What is a break-even point?
The Break-even point is defined as the moment when a business has become profitable.
A breakeven point is reached when total costs and revenues for a confident enterprise are equal in business. When an organization reaches the breakeven threshold, it recoups its costs but has not yet generated profit.
The word is frequently used in business, particularly in sales and in the context of investments and other fields.
For the sake of illustration, let’s look at sales. This point happens when sales revenue equals or exceeds the total manufacturing cost for a given product, product operation or service. According to the example above, if you make 10,000 copies of a book for $5 per unit, you will hit your Breakeven Point once you have sold $50,000 worth of documents.

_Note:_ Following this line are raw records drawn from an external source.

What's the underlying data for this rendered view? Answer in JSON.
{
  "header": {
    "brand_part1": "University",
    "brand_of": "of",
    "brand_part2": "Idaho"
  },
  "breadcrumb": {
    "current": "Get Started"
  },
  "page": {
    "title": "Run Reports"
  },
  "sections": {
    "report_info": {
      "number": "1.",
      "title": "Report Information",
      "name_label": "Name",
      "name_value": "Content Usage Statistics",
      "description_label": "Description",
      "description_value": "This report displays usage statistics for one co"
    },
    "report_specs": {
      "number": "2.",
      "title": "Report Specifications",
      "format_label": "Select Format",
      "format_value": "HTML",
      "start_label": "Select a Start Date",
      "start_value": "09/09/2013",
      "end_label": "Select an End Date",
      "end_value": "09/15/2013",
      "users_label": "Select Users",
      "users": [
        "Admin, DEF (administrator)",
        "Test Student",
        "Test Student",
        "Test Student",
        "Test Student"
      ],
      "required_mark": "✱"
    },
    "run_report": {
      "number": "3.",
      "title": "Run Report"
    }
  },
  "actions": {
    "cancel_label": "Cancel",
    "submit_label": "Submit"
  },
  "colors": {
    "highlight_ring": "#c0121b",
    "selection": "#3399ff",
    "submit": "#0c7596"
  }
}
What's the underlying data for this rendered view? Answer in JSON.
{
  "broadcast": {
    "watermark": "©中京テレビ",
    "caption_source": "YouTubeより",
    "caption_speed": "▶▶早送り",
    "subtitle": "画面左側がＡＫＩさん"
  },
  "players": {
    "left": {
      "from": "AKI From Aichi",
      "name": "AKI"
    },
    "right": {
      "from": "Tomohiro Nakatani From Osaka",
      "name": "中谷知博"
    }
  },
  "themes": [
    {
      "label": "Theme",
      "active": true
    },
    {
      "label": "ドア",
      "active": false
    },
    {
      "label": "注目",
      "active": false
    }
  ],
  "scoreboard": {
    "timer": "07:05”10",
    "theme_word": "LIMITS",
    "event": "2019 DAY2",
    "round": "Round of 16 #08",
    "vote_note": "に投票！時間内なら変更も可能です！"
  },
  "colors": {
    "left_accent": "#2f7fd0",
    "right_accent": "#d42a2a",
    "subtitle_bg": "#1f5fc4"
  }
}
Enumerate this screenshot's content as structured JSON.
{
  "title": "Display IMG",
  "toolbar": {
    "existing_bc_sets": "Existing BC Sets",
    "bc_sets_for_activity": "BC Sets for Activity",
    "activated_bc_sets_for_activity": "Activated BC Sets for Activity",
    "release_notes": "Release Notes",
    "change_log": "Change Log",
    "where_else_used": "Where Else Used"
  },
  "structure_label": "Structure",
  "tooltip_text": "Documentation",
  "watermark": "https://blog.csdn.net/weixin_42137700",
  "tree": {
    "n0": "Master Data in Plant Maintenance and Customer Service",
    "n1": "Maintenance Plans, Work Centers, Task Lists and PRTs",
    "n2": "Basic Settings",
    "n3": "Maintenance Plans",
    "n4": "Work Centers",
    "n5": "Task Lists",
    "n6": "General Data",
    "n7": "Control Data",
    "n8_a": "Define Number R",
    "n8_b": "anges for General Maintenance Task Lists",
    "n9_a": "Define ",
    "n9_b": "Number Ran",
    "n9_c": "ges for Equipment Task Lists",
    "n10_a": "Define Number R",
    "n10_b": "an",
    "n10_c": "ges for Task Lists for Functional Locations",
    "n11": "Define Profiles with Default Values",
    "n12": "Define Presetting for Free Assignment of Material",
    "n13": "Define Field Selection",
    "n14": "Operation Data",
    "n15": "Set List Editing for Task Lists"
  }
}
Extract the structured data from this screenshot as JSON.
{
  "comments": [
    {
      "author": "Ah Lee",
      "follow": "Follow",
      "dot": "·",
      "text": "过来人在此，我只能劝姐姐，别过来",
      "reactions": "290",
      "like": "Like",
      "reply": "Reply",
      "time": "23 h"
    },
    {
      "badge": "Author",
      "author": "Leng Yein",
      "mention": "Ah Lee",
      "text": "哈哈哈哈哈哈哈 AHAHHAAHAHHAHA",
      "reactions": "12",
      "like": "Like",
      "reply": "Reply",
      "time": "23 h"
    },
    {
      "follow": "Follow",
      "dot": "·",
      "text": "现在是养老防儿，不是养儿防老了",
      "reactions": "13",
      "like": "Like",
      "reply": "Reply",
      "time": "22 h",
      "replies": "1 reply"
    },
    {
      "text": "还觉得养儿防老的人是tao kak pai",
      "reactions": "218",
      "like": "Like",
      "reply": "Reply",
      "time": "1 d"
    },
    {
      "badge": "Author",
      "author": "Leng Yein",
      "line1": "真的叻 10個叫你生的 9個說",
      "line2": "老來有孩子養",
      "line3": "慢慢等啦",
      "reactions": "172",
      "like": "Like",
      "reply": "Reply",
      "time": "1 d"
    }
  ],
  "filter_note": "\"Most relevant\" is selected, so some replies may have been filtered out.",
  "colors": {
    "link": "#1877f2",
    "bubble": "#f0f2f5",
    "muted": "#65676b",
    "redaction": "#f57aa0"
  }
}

Although fixed costs are not included in this example, they should be examined and considered when completing a comprehensive breakeven and competitive analysis of the business.
The Importance of Break-even Point
A breakeven analysis provides a corporation with a clear understanding of how much revenue must be generated to avoid incurring a loss and develop a good profit.
Therefore, the results of your break even analysis should assist you in determining the attractiveness of a given opportunity – whether it is investing in a new product, purchasing a new department or business, expanding into new markets, or any combination of these.
The Benefits of using Break-even Point
If you have several different routes open to you, studying each one and calculating their break even points will assist you in selecting which is the most advantageous for you.
Identifying the breakeven point also helps to decrease risk by considering both fixed and recurring costs, ensuring that there are no unpleasant surprises along the way as the project progresses.
Finally, knowing when you will break even in advance will help protect yourself if a product undersells or market conditions shift. Learning how unanticipated difficulties may affect your breakeven point and payback period will be much easier if you have a precise breakeven analysis.
This information allows you to foresee and prepare for external factors that could negatively impact your company.
How to calculate your Break-even Point
To calculate your break even point, you must go through a technique known as break even analysis, which is a little more complicated than it appears.
To calculate your break even point, you must consider manufacturing and marketing expenditures and fixed costs.
Fixed costs include rent for your business space, payroll, and other expenses associated with running your firm. Estimates are frequently utilized when projecting future spending, and annual budgets and profit and loss accounts are also valuable tools in the forecasting process.
Let’s return to the earlier example: Say you’re the owner of a tiny publishing business that has just produced its first run of 10,000 books at a cost per unit of $5. The total cost of your production is $50,000.
In addition, you spend $5,000 on marketing the book, $5,000 on an advance to the author, and monthly overheads of $20,000 to contend with. At the end of the first month, your total expenses amount to $70 000. After two months, they’ve risen to $80,000, and by month three, they’ve reached $90,000.
Let’s say the book has a suggested retail price of $20. Your revenue from sales will be $90,000 if you sell 4,500 copies of the book by the conclusion of the second month of the campaign. Your breakeven analysis would indicate that you have reached the point of no return.
Please keep in mind that the breakeven point and breakeven analysis are not the same as the payback period. In this case, the payback period is three months, which takes time to break even.
You found your breakeven point to be 4,500 units over three months, or 1,500 units per month, by conducting a breakeven study on your product.
Another example can be the stock market.
Assume an investor purchases $110 worth of Microsoft shares. That is now their trade’s breakeven point. If the price rises above $110, the investor profits. They will lose money if the price falls below $110.
If the price remains constant at $110, they are at the BEP since they are neither making nor losing money.
You can use break even points in a variety of situations. For example, the breakeven point in a property is the amount of money the homeowner needs to make from a sale to completely cover the net purchase price, including closing expenses, taxes, fees, insurance, and mortgage interest as maintenance and home renovation costs. The homeowner would break even at that price, meaning they would not make or lose any money.